> [ASSIGNMENT]:
Across all the records below, how many lines contain "bottom"? Respond with only the number.

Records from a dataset

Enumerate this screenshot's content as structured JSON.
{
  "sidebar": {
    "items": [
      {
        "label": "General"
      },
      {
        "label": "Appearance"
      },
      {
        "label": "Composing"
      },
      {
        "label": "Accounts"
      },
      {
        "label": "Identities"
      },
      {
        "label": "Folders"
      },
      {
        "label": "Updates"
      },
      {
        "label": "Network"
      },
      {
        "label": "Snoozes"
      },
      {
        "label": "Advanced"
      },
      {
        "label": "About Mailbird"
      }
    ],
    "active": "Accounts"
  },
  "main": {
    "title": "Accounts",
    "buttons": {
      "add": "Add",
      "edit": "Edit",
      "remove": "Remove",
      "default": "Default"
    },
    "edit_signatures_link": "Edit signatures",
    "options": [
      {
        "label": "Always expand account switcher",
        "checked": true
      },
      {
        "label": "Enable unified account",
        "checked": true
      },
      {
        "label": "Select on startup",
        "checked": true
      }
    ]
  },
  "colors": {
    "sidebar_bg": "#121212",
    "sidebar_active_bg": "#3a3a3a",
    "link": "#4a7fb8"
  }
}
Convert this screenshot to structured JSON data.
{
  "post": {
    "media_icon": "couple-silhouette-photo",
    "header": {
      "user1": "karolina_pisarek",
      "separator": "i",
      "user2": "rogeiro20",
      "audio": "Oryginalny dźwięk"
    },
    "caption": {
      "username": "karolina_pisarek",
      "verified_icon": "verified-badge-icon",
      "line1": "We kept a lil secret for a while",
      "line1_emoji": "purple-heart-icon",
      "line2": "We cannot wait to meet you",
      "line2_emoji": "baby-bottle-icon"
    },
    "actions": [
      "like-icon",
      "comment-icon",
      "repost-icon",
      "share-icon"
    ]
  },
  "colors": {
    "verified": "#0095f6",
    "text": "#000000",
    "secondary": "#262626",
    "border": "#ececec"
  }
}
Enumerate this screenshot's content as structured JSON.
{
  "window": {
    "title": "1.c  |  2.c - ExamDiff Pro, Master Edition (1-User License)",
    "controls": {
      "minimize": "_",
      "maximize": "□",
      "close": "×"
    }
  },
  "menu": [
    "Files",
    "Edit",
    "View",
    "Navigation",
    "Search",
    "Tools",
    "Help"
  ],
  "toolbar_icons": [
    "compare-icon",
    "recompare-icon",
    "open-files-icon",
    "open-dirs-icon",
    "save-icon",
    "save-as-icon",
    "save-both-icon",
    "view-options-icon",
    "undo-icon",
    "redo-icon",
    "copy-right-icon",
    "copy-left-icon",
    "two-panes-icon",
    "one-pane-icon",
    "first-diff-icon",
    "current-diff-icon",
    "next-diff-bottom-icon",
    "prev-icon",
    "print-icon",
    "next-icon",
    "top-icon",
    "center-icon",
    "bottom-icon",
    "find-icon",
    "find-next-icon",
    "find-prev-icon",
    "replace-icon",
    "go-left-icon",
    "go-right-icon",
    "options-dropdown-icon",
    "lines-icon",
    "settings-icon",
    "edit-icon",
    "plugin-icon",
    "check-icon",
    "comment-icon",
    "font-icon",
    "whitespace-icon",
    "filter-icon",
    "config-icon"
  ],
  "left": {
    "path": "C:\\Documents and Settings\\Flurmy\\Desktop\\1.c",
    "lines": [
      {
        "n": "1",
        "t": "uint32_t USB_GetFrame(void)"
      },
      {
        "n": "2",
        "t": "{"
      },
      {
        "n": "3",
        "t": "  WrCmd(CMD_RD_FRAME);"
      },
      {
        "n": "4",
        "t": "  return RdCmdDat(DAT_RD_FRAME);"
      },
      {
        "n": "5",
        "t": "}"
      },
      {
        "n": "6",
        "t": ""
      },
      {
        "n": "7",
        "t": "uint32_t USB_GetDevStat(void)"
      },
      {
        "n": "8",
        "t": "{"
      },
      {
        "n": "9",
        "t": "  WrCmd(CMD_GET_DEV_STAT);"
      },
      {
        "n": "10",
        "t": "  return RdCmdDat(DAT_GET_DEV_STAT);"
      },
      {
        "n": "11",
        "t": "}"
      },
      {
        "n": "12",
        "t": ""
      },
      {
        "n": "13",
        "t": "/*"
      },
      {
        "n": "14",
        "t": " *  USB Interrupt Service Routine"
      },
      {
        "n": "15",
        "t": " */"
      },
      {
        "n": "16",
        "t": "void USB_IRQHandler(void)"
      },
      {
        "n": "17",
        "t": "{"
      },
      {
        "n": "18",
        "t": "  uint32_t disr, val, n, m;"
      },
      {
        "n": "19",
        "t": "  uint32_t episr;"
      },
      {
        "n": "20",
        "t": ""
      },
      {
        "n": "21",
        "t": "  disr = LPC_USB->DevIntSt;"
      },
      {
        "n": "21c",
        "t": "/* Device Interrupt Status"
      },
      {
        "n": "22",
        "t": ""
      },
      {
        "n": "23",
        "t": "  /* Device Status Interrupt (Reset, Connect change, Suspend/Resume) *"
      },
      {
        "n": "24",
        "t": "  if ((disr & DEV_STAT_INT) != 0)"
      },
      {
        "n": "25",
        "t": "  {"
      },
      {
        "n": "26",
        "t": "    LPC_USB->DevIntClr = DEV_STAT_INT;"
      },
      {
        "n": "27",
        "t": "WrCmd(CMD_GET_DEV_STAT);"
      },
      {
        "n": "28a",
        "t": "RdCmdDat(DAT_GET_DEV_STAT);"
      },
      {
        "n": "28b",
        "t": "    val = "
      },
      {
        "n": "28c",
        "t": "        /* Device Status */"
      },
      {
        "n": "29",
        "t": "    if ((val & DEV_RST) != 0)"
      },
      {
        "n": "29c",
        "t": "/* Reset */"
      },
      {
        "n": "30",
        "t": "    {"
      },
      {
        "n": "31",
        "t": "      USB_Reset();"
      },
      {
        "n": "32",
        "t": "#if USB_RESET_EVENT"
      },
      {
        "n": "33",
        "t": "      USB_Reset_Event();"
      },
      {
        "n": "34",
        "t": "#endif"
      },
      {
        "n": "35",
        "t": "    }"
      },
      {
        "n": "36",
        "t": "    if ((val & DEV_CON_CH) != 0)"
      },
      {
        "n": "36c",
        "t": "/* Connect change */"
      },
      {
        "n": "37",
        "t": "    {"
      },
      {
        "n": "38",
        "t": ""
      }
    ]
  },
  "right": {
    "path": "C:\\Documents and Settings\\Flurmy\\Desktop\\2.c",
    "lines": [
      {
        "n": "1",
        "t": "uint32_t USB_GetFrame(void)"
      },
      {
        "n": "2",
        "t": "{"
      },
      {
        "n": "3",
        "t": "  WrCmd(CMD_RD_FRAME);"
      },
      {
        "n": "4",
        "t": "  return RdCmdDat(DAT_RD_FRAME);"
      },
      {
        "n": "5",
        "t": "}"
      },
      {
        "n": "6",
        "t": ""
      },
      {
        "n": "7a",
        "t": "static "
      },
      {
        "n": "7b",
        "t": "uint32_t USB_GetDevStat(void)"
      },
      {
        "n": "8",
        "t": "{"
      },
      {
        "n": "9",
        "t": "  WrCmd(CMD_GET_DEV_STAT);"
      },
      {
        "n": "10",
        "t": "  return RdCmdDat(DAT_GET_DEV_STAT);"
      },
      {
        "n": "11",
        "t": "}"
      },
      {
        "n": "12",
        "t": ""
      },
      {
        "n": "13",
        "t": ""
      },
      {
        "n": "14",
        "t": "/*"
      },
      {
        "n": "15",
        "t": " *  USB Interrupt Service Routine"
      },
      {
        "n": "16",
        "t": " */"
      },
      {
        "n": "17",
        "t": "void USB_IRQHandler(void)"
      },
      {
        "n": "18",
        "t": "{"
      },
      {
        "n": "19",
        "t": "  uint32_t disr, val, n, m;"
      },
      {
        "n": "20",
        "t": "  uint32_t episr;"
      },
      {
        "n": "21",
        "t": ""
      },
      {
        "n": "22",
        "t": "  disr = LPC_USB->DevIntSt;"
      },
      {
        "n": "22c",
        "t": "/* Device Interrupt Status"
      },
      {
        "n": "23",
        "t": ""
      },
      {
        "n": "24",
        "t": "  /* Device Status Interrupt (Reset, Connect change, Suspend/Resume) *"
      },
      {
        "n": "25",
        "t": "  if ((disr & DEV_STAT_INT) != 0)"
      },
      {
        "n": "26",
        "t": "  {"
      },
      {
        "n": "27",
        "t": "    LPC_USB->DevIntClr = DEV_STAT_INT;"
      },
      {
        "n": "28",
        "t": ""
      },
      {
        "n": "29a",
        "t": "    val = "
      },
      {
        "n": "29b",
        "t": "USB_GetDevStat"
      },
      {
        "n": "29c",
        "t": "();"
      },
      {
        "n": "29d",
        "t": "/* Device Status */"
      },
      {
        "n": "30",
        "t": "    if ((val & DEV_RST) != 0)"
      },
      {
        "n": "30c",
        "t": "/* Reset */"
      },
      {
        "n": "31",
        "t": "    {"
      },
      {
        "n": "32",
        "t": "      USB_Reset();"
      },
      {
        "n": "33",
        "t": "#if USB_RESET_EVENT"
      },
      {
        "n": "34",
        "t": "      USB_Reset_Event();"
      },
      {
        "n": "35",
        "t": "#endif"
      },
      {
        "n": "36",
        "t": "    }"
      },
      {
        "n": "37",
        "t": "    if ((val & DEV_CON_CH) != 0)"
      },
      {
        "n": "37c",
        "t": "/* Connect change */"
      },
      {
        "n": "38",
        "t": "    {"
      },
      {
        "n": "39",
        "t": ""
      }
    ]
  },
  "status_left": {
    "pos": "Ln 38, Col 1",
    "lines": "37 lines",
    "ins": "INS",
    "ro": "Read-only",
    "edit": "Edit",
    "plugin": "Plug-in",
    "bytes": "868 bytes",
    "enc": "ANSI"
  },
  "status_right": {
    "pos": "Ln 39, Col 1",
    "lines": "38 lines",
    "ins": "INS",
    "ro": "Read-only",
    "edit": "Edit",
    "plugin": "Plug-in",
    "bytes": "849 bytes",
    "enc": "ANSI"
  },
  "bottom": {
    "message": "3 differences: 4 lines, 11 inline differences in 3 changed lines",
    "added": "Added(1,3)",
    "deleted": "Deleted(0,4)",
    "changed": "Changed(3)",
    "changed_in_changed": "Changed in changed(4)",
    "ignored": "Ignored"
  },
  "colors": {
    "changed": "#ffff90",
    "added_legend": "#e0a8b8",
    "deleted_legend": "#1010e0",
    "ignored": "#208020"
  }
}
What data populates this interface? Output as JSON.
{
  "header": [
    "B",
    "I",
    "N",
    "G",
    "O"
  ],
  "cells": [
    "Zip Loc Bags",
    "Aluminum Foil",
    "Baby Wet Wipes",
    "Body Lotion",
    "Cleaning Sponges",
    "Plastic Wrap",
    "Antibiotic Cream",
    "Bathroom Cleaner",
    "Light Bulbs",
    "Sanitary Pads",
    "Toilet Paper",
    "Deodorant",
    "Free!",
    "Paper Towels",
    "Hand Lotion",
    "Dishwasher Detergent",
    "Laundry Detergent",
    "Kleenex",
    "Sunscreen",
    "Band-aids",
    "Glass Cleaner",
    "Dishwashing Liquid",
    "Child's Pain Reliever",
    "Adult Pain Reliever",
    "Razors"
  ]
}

> [SOLUTION TO THE PROBLEM]:
3